Which lines below include the string "text"? Please show each one.

******

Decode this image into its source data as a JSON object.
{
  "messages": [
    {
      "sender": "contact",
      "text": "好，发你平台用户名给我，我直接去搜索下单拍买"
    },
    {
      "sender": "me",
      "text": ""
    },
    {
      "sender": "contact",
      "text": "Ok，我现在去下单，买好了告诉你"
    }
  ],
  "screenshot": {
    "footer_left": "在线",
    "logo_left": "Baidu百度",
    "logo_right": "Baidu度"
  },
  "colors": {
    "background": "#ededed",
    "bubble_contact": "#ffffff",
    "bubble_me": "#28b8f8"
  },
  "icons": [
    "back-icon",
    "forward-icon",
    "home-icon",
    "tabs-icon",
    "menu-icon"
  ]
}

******

- Response:
      "text": "好，发你平台用户名给我，我直接去搜索下单拍买"
      "text": ""
      "text": "Ok，我现在去下单，买好了告诉你"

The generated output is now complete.